» Task directions: Each record below must be returned exactly, with no line left out.

» Records for this exercise:
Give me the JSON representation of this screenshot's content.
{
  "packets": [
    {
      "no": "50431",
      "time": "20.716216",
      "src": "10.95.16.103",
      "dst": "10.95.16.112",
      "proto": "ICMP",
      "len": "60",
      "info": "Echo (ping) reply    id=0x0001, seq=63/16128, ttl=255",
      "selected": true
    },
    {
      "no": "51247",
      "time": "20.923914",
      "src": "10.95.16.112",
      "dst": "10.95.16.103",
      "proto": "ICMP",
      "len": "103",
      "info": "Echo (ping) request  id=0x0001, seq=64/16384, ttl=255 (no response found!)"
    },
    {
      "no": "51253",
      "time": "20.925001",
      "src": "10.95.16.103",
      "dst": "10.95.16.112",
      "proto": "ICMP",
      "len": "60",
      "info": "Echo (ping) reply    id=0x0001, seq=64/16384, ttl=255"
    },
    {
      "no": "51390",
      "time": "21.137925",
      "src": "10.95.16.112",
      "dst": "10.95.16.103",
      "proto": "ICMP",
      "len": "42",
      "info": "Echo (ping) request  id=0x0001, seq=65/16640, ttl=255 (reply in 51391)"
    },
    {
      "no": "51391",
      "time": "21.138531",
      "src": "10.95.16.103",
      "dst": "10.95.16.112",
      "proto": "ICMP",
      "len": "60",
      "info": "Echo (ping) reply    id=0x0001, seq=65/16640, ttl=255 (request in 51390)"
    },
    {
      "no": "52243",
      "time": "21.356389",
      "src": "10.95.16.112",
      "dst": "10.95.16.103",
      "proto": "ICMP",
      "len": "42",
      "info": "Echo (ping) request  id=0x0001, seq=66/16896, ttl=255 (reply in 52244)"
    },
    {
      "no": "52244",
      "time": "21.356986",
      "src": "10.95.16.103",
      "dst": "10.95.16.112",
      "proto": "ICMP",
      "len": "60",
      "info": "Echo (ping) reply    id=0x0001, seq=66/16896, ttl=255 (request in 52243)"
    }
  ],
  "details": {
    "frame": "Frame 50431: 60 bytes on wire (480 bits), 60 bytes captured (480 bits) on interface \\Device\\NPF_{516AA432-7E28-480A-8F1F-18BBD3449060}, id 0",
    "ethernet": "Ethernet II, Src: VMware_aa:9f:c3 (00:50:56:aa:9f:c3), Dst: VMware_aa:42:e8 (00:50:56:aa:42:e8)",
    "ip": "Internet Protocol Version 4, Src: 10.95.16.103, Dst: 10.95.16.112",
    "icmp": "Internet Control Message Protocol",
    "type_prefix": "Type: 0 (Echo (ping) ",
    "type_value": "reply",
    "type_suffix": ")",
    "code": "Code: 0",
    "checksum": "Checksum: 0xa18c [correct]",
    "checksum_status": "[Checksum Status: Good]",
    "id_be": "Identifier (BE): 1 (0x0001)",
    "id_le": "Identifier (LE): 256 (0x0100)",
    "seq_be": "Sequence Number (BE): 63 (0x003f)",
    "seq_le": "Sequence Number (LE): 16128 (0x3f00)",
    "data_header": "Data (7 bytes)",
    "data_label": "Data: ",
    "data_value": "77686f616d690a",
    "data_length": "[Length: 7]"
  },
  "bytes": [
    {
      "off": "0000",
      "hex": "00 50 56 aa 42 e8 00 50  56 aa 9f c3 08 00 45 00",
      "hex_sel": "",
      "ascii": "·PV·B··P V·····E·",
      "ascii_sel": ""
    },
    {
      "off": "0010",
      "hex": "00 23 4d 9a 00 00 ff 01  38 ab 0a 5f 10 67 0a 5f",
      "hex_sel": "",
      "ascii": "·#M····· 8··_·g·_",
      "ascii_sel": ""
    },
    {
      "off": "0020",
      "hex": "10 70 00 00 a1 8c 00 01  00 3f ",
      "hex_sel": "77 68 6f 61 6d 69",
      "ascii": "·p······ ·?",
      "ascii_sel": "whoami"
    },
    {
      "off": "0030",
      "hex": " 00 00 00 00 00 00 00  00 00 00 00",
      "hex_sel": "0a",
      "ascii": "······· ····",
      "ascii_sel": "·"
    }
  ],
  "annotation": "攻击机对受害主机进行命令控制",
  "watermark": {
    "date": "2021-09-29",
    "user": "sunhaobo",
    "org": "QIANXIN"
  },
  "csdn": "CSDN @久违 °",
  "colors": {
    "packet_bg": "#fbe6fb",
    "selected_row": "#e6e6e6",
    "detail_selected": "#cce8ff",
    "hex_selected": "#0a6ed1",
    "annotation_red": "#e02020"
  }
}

» Answer section:
Give me the JSON representation of this screenshot's content.
{
  "packets": [
    {
      "no": "50431",
      "time": "20.716216",
      "src": "10.95.16.103",
      "dst": "10.95.16.112",
      "proto": "ICMP",
      "len": "60",
      "info": "Echo (ping) reply    id=0x0001, seq=63/16128, ttl=255",
      "selected": true
    },
    {
      "no": "51247",
      "time": "20.923914",
      "src": "10.95.16.112",
      "dst": "10.95.16.103",
      "proto": "ICMP",
      "len": "103",
      "info": "Echo (ping) request  id=0x0001, seq=64/16384, ttl=255 (no response found!)"
    },
    {
      "no": "51253",
      "time": "20.925001",
      "src": "10.95.16.103",
      "dst": "10.95.16.112",
      "proto": "ICMP",
      "len": "60",
      "info": "Echo (ping) reply    id=0x0001, seq=64/16384, ttl=255"
    },
    {
      "no": "51390",
      "time": "21.137925",
      "src": "10.95.16.112",
      "dst": "10.95.16.103",
      "proto": "ICMP",
      "len": "42",
      "info": "Echo (ping) request  id=0x0001, seq=65/16640, ttl=255 (reply in 51391)"
    },
    {
      "no": "51391",
      "time": "21.138531",
      "src": "10.95.16.103",
      "dst": "10.95.16.112",
      "proto": "ICMP",
      "len": "60",
      "info": "Echo (ping) reply    id=0x0001, seq=65/16640, ttl=255 (request in 51390)"
    },
    {
      "no": "52243",
      "time": "21.356389",
      "src": "10.95.16.112",
      "dst": "10.95.16.103",
      "proto": "ICMP",
      "len": "42",
      "info": "Echo (ping) request  id=0x0001, seq=66/16896, ttl=255 (reply in 52244)"
    },
    {
      "no": "52244",
      "time": "21.356986",
      "src": "10.95.16.103",
      "dst": "10.95.16.112",
      "proto": "ICMP",
      "len": "60",
      "info": "Echo (ping) reply    id=0x0001, seq=66/16896, ttl=255 (request in 52243)"
    }
  ],
  "details": {
    "frame": "Frame 50431: 60 bytes on wire (480 bits), 60 bytes captured (480 bits) on interface \\Device\\NPF_{516AA432-7E28-480A-8F1F-18BBD3449060}, id 0",
    "ethernet": "Ethernet II, Src: VMware_aa:9f:c3 (00:50:56:aa:9f:c3), Dst: VMware_aa:42:e8 (00:50:56:aa:42:e8)",
    "ip": "Internet Protocol Version 4, Src: 10.95.16.103, Dst: 10.95.16.112",
    "icmp": "Internet Control Message Protocol",
    "type_prefix": "Type: 0 (Echo (ping) ",
    "type_value": "reply",
    "type_suffix": ")",
    "code": "Code: 0",
    "checksum": "Checksum: 0xa18c [correct]",
    "checksum_status": "[Checksum Status: Good]",
    "id_be": "Identifier (BE): 1 (0x0001)",
    "id_le": "Identifier (LE): 256 (0x0100)",
    "seq_be": "Sequence Number (BE): 63 (0x003f)",
    "seq_le": "Sequence Number (LE): 16128 (0x3f00)",
    "data_header": "Data (7 bytes)",
    "data_label": "Data: ",
    "data_value": "77686f616d690a",
    "data_length": "[Length: 7]"
  },
  "bytes": [
    {
      "off": "0000",
      "hex": "00 50 56 aa 42 e8 00 50  56 aa 9f c3 08 00 45 00",
      "hex_sel": "",
      "ascii": "·PV·B··P V·····E·",
      "ascii_sel": ""
    },
    {
      "off": "0010",
      "hex": "00 23 4d 9a 00 00 ff 01  38 ab 0a 5f 10 67 0a 5f",
      "hex_sel": "",
      "ascii": "·#M····· 8··_·g·_",
      "ascii_sel": ""
    },
    {
      "off": "0020",
      "hex": "10 70 00 00 a1 8c 00 01  00 3f ",
      "hex_sel": "77 68 6f 61 6d 69",
      "ascii": "·p······ ·?",
      "ascii_sel": "whoami"
    },
    {
      "off": "0030",
      "hex": " 00 00 00 00 00 00 00  00 00 00 00",
      "hex_sel": "0a",
      "ascii": "······· ····",
      "ascii_sel": "·"
    }
  ],
  "annotation": "攻击机对受害主机进行命令控制",
  "watermark": {
    "date": "2021-09-29",
    "user": "sunhaobo",
    "org": "QIANXIN"
  },
  "csdn": "CSDN @久违 °",
  "colors": {
    "packet_bg": "#fbe6fb",
    "selected_row": "#e6e6e6",
    "detail_selected": "#cce8ff",
    "hex_selected": "#0a6ed1",
    "annotation_red": "#e02020"
  }
}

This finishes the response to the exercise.